**TO DO**
Which lines of the entries hold the string "text"? Copy each one.

(Items listed in a dataset)
[Start of section]

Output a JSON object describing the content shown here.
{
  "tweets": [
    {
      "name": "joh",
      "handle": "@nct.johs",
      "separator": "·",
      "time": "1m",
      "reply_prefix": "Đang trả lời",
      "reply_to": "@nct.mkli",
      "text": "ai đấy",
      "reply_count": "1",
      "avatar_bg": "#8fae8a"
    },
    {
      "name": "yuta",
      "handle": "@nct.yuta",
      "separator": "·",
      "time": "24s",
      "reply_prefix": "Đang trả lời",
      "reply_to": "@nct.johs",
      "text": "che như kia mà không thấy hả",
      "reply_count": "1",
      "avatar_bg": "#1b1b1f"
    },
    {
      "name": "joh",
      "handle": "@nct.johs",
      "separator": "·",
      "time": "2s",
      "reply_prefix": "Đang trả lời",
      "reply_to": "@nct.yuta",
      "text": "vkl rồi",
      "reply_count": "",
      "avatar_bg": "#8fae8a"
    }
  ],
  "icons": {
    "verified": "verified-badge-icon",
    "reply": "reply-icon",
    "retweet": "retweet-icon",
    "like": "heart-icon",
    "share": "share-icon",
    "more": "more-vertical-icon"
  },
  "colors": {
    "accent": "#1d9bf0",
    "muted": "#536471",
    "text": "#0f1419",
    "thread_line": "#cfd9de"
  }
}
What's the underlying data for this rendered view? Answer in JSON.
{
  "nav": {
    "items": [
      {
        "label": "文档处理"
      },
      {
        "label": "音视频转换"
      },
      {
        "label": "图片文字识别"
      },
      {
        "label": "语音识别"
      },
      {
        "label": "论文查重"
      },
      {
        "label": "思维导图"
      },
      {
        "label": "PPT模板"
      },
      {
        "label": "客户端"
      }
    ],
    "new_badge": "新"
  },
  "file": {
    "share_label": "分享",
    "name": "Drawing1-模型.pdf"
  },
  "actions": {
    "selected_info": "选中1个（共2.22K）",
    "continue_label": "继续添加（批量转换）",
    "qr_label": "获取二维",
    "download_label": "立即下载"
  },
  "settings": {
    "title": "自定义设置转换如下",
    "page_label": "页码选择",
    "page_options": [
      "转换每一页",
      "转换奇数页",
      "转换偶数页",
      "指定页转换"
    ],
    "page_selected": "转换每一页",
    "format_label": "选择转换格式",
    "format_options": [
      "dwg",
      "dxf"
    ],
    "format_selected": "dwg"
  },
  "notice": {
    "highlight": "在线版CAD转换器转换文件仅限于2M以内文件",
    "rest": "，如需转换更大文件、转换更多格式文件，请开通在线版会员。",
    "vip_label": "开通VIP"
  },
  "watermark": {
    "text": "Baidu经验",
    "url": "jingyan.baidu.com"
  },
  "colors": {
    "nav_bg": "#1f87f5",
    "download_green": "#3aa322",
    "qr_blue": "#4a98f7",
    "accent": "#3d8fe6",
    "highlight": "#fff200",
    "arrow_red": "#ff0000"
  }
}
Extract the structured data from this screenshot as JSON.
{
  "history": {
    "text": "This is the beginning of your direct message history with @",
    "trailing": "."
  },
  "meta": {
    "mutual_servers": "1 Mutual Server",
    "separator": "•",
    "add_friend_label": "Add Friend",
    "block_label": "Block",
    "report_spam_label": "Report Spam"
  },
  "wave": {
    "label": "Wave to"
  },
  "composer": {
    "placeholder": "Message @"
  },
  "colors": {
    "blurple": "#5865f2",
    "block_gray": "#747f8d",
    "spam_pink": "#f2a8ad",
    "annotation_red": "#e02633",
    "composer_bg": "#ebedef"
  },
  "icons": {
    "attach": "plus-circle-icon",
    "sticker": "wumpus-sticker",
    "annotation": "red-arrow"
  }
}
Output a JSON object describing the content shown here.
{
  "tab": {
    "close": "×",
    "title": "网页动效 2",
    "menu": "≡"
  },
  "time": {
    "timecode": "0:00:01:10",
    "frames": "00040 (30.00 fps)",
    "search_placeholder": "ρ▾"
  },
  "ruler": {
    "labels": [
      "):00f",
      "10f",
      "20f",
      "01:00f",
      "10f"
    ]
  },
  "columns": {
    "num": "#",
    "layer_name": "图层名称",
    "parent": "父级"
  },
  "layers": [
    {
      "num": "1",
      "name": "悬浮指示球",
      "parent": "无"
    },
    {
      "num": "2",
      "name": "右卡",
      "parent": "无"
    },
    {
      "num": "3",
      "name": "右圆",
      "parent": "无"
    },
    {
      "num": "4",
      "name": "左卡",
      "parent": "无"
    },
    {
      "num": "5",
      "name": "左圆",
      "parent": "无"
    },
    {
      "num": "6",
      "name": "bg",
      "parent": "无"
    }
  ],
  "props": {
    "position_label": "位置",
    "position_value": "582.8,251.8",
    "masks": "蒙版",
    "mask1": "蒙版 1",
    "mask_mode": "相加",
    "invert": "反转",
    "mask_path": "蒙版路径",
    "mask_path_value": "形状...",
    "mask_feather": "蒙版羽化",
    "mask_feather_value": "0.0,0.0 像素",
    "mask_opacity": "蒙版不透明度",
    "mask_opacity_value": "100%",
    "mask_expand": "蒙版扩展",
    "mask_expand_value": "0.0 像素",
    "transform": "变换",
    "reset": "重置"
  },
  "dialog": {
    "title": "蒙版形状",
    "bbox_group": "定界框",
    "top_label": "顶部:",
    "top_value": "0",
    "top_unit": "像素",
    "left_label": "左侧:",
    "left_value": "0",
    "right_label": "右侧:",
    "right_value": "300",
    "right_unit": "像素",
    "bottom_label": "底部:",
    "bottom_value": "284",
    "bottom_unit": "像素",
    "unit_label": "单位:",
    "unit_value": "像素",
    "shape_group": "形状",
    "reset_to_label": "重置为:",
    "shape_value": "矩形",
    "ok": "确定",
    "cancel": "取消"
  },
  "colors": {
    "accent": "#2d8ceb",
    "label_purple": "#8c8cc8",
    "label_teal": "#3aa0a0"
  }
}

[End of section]

**FINISHED TASK**
      "text": "ai đấy",
      "text": "che như kia mà không thấy hả",
      "text": "vkl rồi",
    "text": "#0f1419",
    "text": "Baidu经验",
    "text": "This is the beginning of your direct message history with @",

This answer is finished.